Paper long abstract:
This paper focuses on a mammoth ivory model in the British Museum of yhyakh - the Sakha summer festival - which today is celebrated as a national holiday in the Sakha Republic (Yakutia) in the Russian Far East. The model depicts ritual activities as well as athletic contests and ceremonial architecture, and is the earliest known surviving representation of a celebration which many Sakha people consider to be central to who they are. Yhyakh has undergone many transformations since the model was carved 150 years ago. During the Soviet era, acknowledging Sakha deities was discouraged; in urban areas yhyakh was not celebrated for decades and in rural areas it took a modest form. Since the fall of the Soviet Union and the rise of ethnic nationalism, however, Sakha arts and ritual practices are being revisited and access to museum collections is key to this process.

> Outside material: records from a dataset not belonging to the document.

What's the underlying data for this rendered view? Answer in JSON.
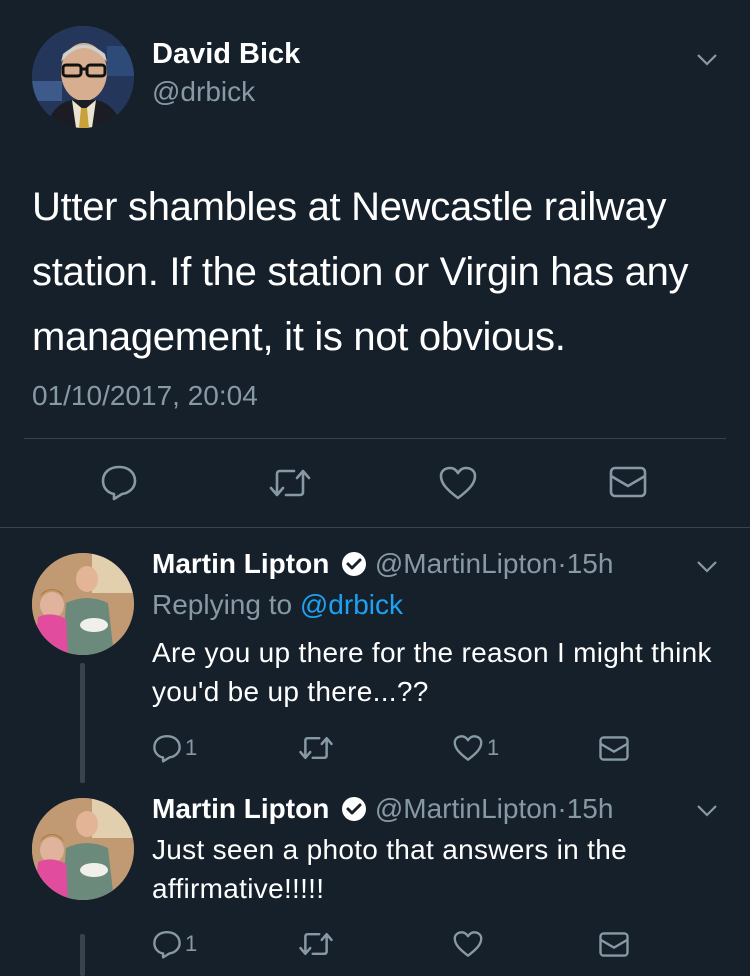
{
  "main_tweet": {
    "name": "David Bick",
    "handle": "@drbick",
    "text": "Utter shambles at Newcastle railway station. If the station or Virgin has any management, it is not obvious.",
    "timestamp": "01/10/2017, 20:04"
  },
  "replies": [
    {
      "name": "Martin Lipton",
      "handle": "@MartinLipton",
      "time": "15h",
      "replying_label": "Replying to",
      "replying_to": "@drbick",
      "text": "Are you up there for the reason I might think you'd be up there...??",
      "reply_count": "1",
      "like_count": "1"
    },
    {
      "name": "Martin Lipton",
      "handle": "@MartinLipton",
      "time": "15h",
      "text": "Just seen a photo that answers in the affirmative!!!!!",
      "reply_count": "1"
    }
  ],
  "separator": "·",
  "colors": {
    "background": "#15202b",
    "muted": "#8899a6",
    "accent": "#1da1f2",
    "divider": "#38444d"
  },
  "icons": [
    "reply-icon",
    "retweet-icon",
    "like-icon",
    "share-icon",
    "chevron-down-icon",
    "verified-icon"
  ]
}
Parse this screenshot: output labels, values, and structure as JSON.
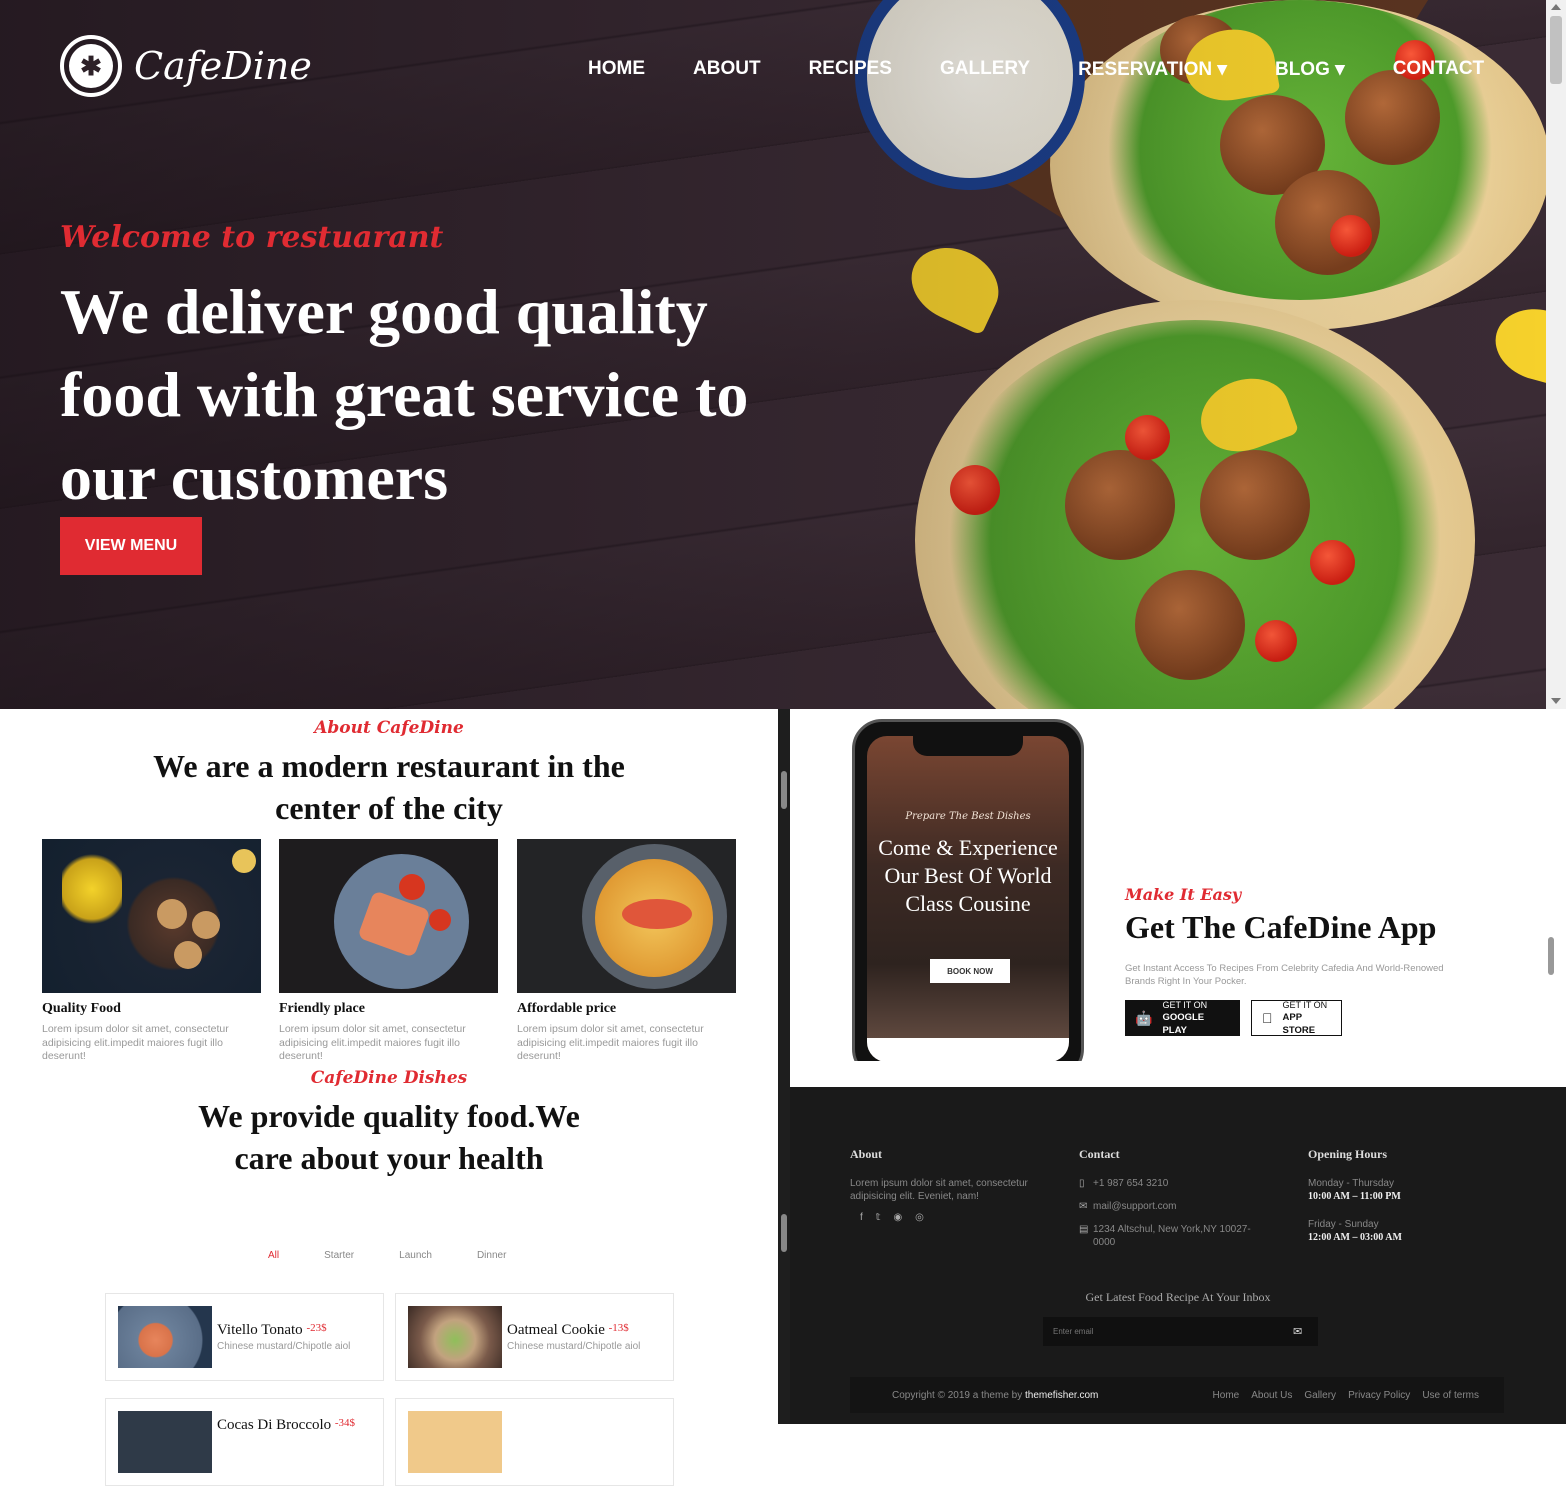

In 2015 the British Museum loaned the model to the National Arts Museum of the Sakha Republic in Yakutsk where it impressed and intrigued in equal measure. In this paper I will recount how it sparked narratives that both confirm and challenge Sakha understandings of yhyakh, of Sakha history, and of the role of artists as people who chronicle and keep active Sakha culture. By examining how this enigmatic object has featured in cultural revitalization processes in a context where local people continue to experiment with establishing political autonomy, I consider the implications of the project for breaking through silence and for museum practice broadly.
Breaking the Silence: Heritage Objects and Cultural Memory